Wednesday, January 04, 2006

Constant Companion

Does the guilt ever go away? Or is it just one of those visitors that you wish would go home, but that keeps on making itself more comfortable on the couch, ignoring your glances at your watch and asking for yet another cup of tea?

Yesterday was our first day back to work after the Christmas break. JP had had lots of chill-out time in our house in the country, watching movies, playing with his toys, falling asleep on the couch… it was everything that Christmas for a three-year-old should be. In fact, it was probably everything that a regular week for a three-year-old should be.

And then suddenly we were back in Dublin, in a house that felt like an ice-box because the heating had died, and there I was, bundling him, still puffy-eyed and half-asleep, into a car on a dark, cold morning and expecting him to be enthusiastic about going back to the crèche. He stood at the car door and wept, the sadness of the occasion seeming too much for him to bear.

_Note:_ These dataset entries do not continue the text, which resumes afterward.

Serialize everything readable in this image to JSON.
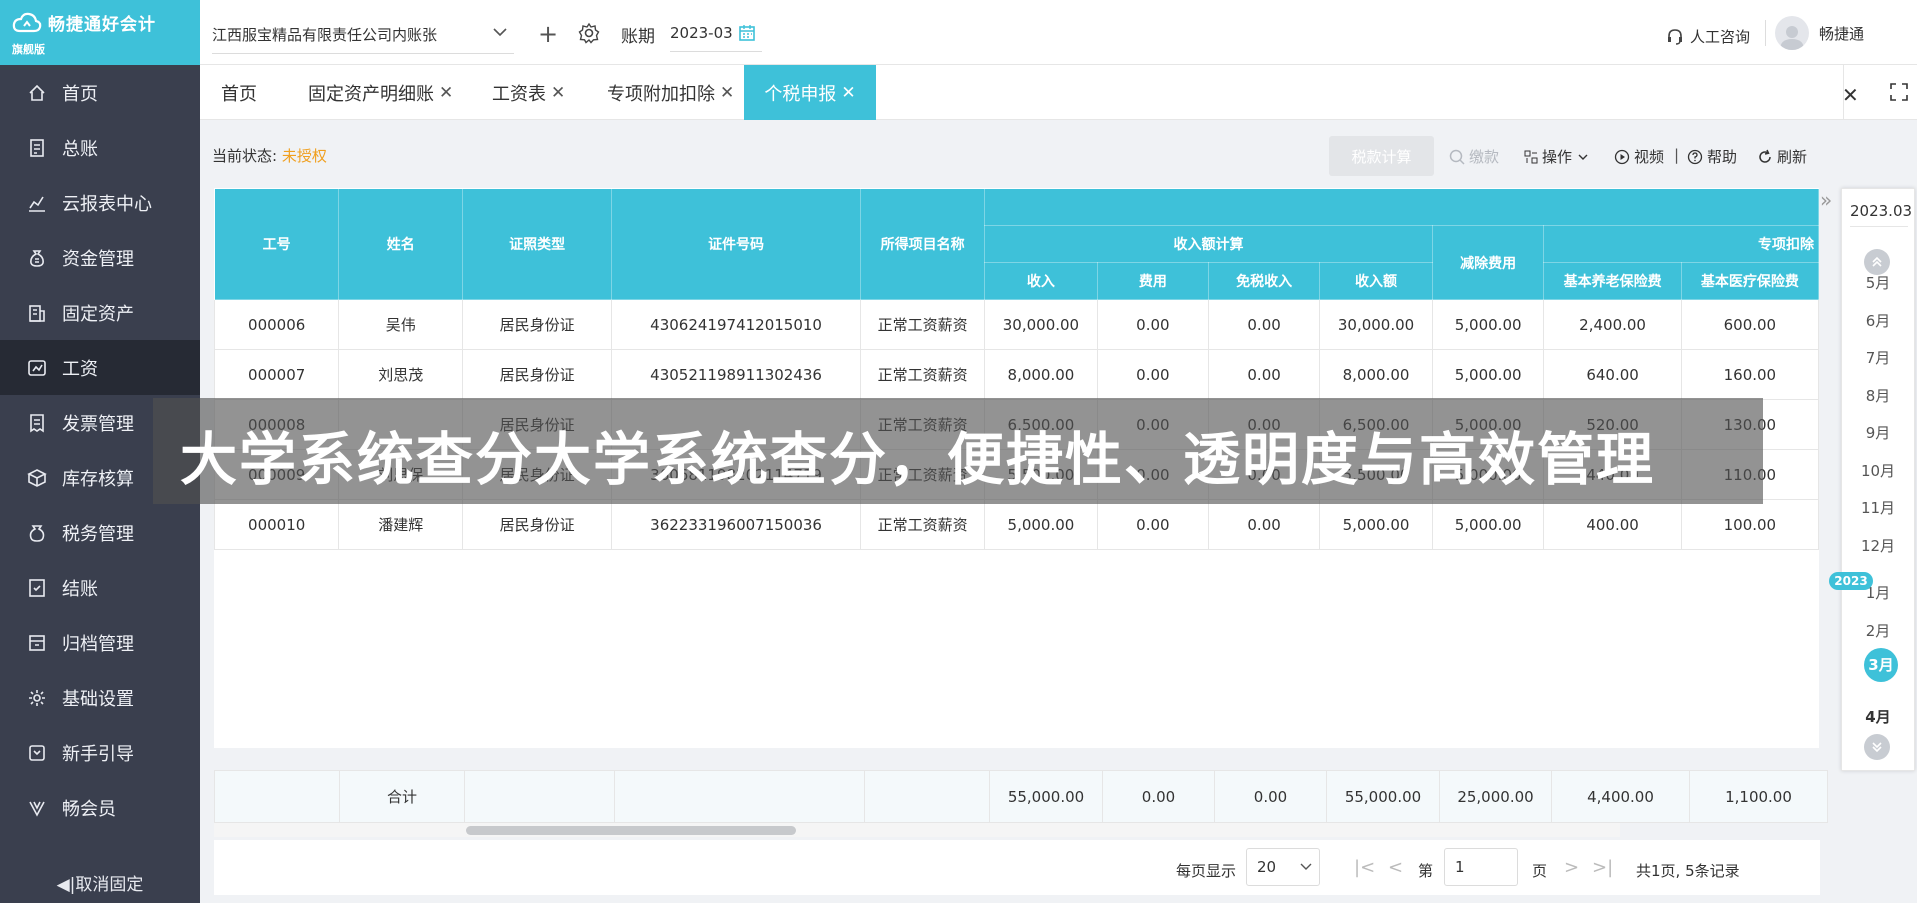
{
  "app": {
    "name": "畅捷通好会计",
    "edition": "旗舰版"
  },
  "sidebar": {
    "items": [
      {
        "label": "首页",
        "icon": "home-icon"
      },
      {
        "label": "总账",
        "icon": "ledger-icon"
      },
      {
        "label": "云报表中心",
        "icon": "chart-icon"
      },
      {
        "label": "资金管理",
        "icon": "money-bag-icon"
      },
      {
        "label": "固定资产",
        "icon": "building-icon"
      },
      {
        "label": "工资",
        "icon": "payroll-icon",
        "active": true
      },
      {
        "label": "发票管理",
        "icon": "invoice-icon"
      },
      {
        "label": "库存核算",
        "icon": "inventory-icon"
      },
      {
        "label": "税务管理",
        "icon": "tax-icon"
      },
      {
        "label": "结账",
        "icon": "checkout-icon"
      },
      {
        "label": "归档管理",
        "icon": "archive-icon"
      },
      {
        "label": "基础设置",
        "icon": "gear-icon"
      },
      {
        "label": "新手引导",
        "icon": "guide-icon"
      },
      {
        "label": "畅会员",
        "icon": "vip-icon"
      }
    ],
    "unpin_label": "◀|取消固定"
  },
  "topbar": {
    "company": "江西服宝精品有限责任公司内账张",
    "period_label": "账期",
    "period_value": "2023-03",
    "consult_label": "人工咨询",
    "user_name": "畅捷通"
  },
  "tabs": [
    {
      "label": "首页",
      "closable": false
    },
    {
      "label": "固定资产明细账",
      "closable": true
    },
    {
      "label": "工资表",
      "closable": true
    },
    {
      "label": "专项附加扣除",
      "closable": true
    },
    {
      "label": "个税申报",
      "closable": true,
      "active": true
    }
  ],
  "page": {
    "status_label": "当前状态:",
    "status_value": "未授权",
    "toolbar": {
      "calc": "税款计算",
      "pay": "缴款",
      "ops": "操作",
      "video": "视频",
      "help": "帮助",
      "refresh": "刷新"
    }
  },
  "table": {
    "headers": {
      "emp_no": "工号",
      "name": "姓名",
      "id_type": "证照类型",
      "id_no": "证件号码",
      "income_item": "所得项目名称",
      "income_calc": "收入额计算",
      "income": "收入",
      "expense": "费用",
      "tax_free": "免税收入",
      "income_amt": "收入额",
      "deduction": "减除费用",
      "special": "专项扣除",
      "pension": "基本养老保险费",
      "medical": "基本医疗保险费"
    },
    "rows": [
      [
        "000006",
        "吴伟",
        "居民身份证",
        "430624197412015010",
        "正常工资薪资",
        "30,000.00",
        "0.00",
        "0.00",
        "30,000.00",
        "5,000.00",
        "2,400.00",
        "600.00"
      ],
      [
        "000007",
        "刘思茂",
        "居民身份证",
        "430521198911302436",
        "正常工资薪资",
        "8,000.00",
        "0.00",
        "0.00",
        "8,000.00",
        "5,000.00",
        "640.00",
        "160.00"
      ],
      [
        "000008",
        "",
        "居民身份证",
        "",
        "正常工资薪资",
        "6,500.00",
        "0.00",
        "0.00",
        "6,500.00",
        "5,000.00",
        "520.00",
        "130.00"
      ],
      [
        "000009",
        "刘思保",
        "居民身份证",
        "360681198202114719",
        "正常工资薪资",
        "5,500.00",
        "0.00",
        "0.00",
        "5,500.00",
        "5,000.00",
        "440.00",
        "110.00"
      ],
      [
        "000010",
        "潘建辉",
        "居民身份证",
        "362233196007150036",
        "正常工资薪资",
        "5,000.00",
        "0.00",
        "0.00",
        "5,000.00",
        "5,000.00",
        "400.00",
        "100.00"
      ]
    ],
    "total": {
      "label": "合计",
      "income": "55,000.00",
      "expense": "0.00",
      "tax_free": "0.00",
      "income_amt": "55,000.00",
      "deduction": "25,000.00",
      "pension": "4,400.00",
      "medical": "1,100.00"
    }
  },
  "pager": {
    "per_page_label": "每页显示",
    "per_page": "20",
    "page_prefix": "第",
    "page": "1",
    "page_suffix": "页",
    "summary": "共1页, 5条记录"
  },
  "month_rail": {
    "current": "2023.03",
    "year_badge": "2023",
    "months": [
      "5月",
      "6月",
      "7月",
      "8月",
      "9月",
      "10月",
      "11月",
      "12月",
      "1月",
      "2月",
      "3月",
      "4月"
    ]
  },
  "banner": {
    "text": "大学系统查分大学系统查分，便捷性、透明度与高效管理"
  },
  "colors": {
    "accent": "#3ec1d9",
    "sidebar": "#3a3f4e",
    "warning": "#f0a020"
  }
}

Guilt swept over me like cold, black wave. It just never, ever gets any easier, does it?

Mr. G is able to much more practical on these occasions than I am and focuses on how lucky JP is, rather than on how much he is missing out on. In some ways, he’s right. JP has a loving home, a warm bed (well, when the heating works), enough food to eat whenever he’s hungry and a safe place to play each day, even if it’s not where he’d ideally like to be. But I can’t help harking back to my childhood and the warmth and comfyness that came from being at home with my mother all day. True – she was harried and short-tempered a lot of the time (who wouldn’t be, with six children to raise on a shoe-string) and the wooden spoon was frequently used for much more than cooking, but at least I was with her.

On days like yesterday, JP seems so small and vulnerable as we walk into the crèche in the watery, grey light of a slow winter sunrise, his little face upturned to mine as he clutches Snoopy, his constant companion. I can’t help feeling that I’m somehow letting him down. Maybe time will prove me wrong and his early experiences outside of the home will make him a stronger more confident person, leading to great professional accolades and even presidency, but I’m not so sure…

Even if all of that happens, I’m sure I’ll just find something else to feel guilty about.

Wednesday, December 21, 2005

Three Ears Old

I never thought an internet newsletter from Parent Center could make me want to cry. But yesterday I received my ‘last PreSchooler This Month’ newsletter and little tears pricked the corners of my eyes. The message was loud and clear… your son is now a child and you don’t need to keep watching his developmental progress like a hawk anymore. I felt like something was slipping away from me, like a shadowy object sinking into the water that you try to reach for but can’t.

Watching him open his third birthday presents on Monday drove the message home even more. He wanted to open each one ‘his own self’ and spent ages trying to get his little boy fingers under the seal of the wrapping paper so that he could get sufficient leverage to rip the remainder to shreds. It was painstaking. I sat there on the couch with him, every muscle in my body straining to grab the package and tear the paper off. But I managed to control myself and JP actually did it… it took a while, but he did it. It seemed such a grown-up thing to do, to open his own presents successfully. And I have to admit to feeling a pang.

Then I was browsing the M2B board on Magicmum the other day and saw the December 2005 thread buzzing with excited posts about recent births. I almost replied to the topic to say congratulations and to reminisce fondly about being in the same situation last year. And then the reality hit me like a splash of very cold water… that was three years ago! God. I know it’s the ever-present cliché, but time really is flying.

I look at JP sometimes, at how his body seems so long and how his bruised little legs seem so boyish and I wonder how I got to this point… being mother to a three-year old boy. The whole process has been so natural and so right (when I wasn’t falling down from lack of sleep, that is) that I almost haven’t noticed it happening. But here I am. Three years down the road looking at this little boy and thinking with utter surprise and delight - he’s mine.

JP surprises me every day with his new achievements and I feel so proud of him when I see how grown-up he’s becoming. At the moment, he wants to count everything on his fingers, after his dad showed him how to hold some fingers down with his thumb. If I mention any number (‘you have only two days left at the crèche this week’ or ‘you can have three chocolate buttons if you eat all your dinner’ yes, bribery is alive and well in our house), he holds his hand up in a fist and carefully releases the correct number of fingers, his thumb straining anxiously to control the others. ‘Mummy, one, two three. See?’ His face glows with pride and self-satisfaction.

It is hard though to share the delight all the time these days… especially when I’m counting out fish fingers and trying not to throw up onto his dinner plate. All I can think about these days is crawling into bed with a hot water bottle and my book… if I was told I could be beamed straight there or to sun lounger by a pool in Mauritius within the next 30 seconds, I’d pick the bed at the drop of a hat. But I guess that goes with the territory. I’m longing for the 2nd trimester, when I might begin to feel energetic again.